Information supplied:
>>>

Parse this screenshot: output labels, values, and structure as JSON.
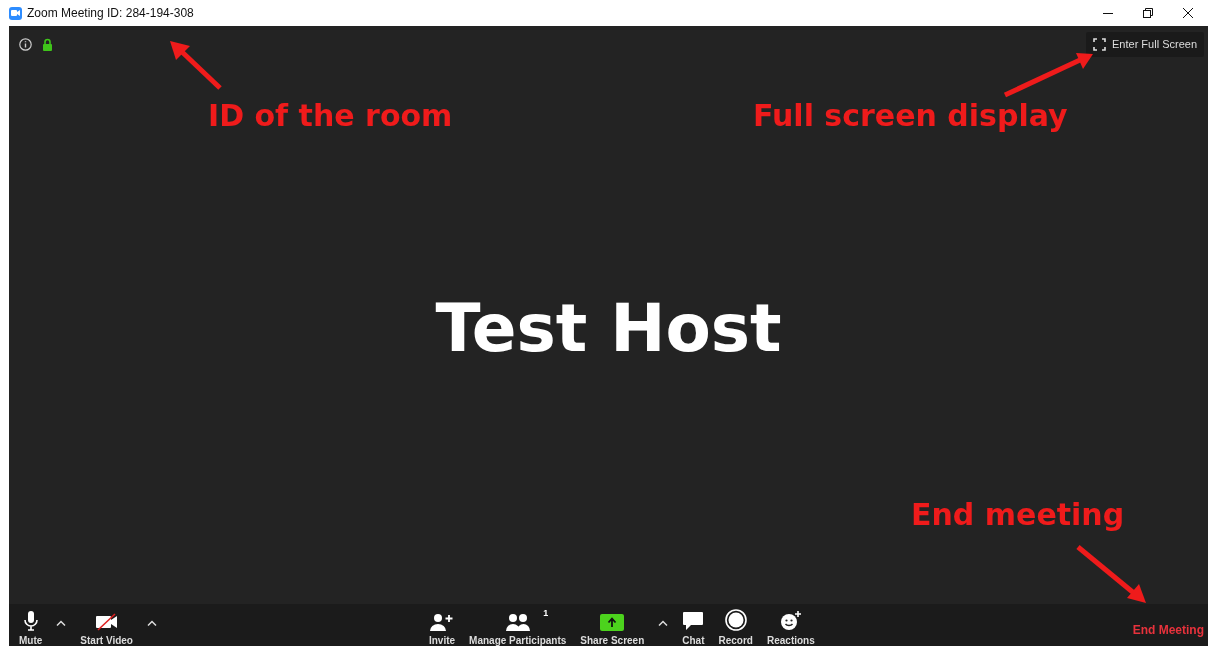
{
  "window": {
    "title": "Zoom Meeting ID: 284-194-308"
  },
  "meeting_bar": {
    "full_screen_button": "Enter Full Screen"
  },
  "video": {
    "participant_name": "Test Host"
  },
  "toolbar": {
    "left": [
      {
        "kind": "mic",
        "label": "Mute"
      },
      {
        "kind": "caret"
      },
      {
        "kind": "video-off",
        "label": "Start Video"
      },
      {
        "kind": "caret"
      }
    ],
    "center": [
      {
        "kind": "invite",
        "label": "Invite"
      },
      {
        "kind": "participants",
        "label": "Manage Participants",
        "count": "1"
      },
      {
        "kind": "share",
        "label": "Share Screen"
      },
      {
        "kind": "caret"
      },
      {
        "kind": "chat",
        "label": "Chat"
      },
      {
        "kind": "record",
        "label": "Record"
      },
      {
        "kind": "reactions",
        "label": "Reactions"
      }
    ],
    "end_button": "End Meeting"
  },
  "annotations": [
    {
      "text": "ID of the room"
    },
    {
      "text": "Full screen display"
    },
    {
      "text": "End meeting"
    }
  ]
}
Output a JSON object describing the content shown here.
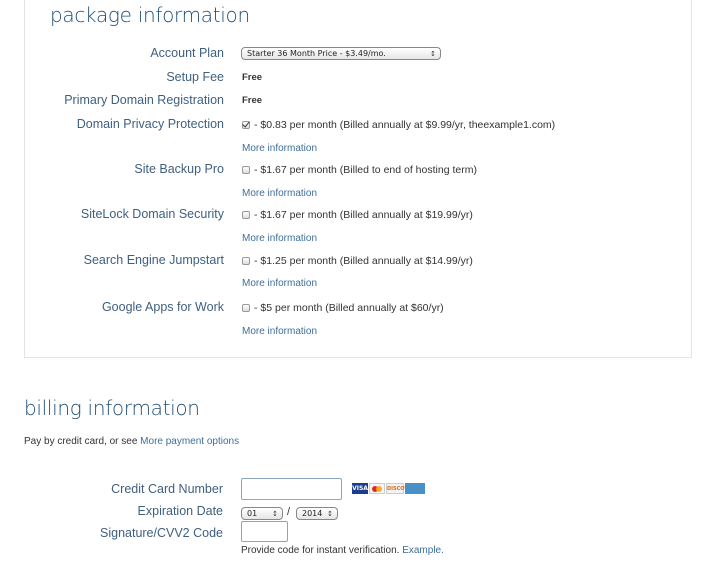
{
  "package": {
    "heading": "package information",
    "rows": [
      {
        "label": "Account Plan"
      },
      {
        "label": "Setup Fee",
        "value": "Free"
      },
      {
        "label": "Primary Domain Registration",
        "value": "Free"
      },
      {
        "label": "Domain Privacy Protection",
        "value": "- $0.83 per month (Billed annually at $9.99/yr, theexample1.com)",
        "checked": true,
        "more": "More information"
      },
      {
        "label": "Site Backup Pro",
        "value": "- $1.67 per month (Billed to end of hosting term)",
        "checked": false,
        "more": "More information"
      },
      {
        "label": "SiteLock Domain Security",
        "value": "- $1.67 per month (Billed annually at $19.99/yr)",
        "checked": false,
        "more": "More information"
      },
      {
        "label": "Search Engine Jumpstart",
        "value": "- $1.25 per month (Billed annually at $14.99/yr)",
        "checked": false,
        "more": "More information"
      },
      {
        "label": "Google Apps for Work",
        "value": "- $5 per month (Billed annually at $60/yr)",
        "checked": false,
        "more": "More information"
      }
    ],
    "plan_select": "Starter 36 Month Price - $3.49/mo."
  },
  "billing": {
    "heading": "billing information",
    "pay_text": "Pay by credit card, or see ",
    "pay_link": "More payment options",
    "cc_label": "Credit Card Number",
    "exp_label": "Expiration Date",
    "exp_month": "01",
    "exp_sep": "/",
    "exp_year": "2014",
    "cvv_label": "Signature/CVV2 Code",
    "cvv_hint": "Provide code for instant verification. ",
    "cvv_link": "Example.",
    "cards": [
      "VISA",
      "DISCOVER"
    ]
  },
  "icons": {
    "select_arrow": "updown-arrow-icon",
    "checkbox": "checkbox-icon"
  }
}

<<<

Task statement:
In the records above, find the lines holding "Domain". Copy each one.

Reply:
        "label": "Primary Domain Registration",
        "label": "Domain Privacy Protection",
        "label": "SiteLock Domain Security",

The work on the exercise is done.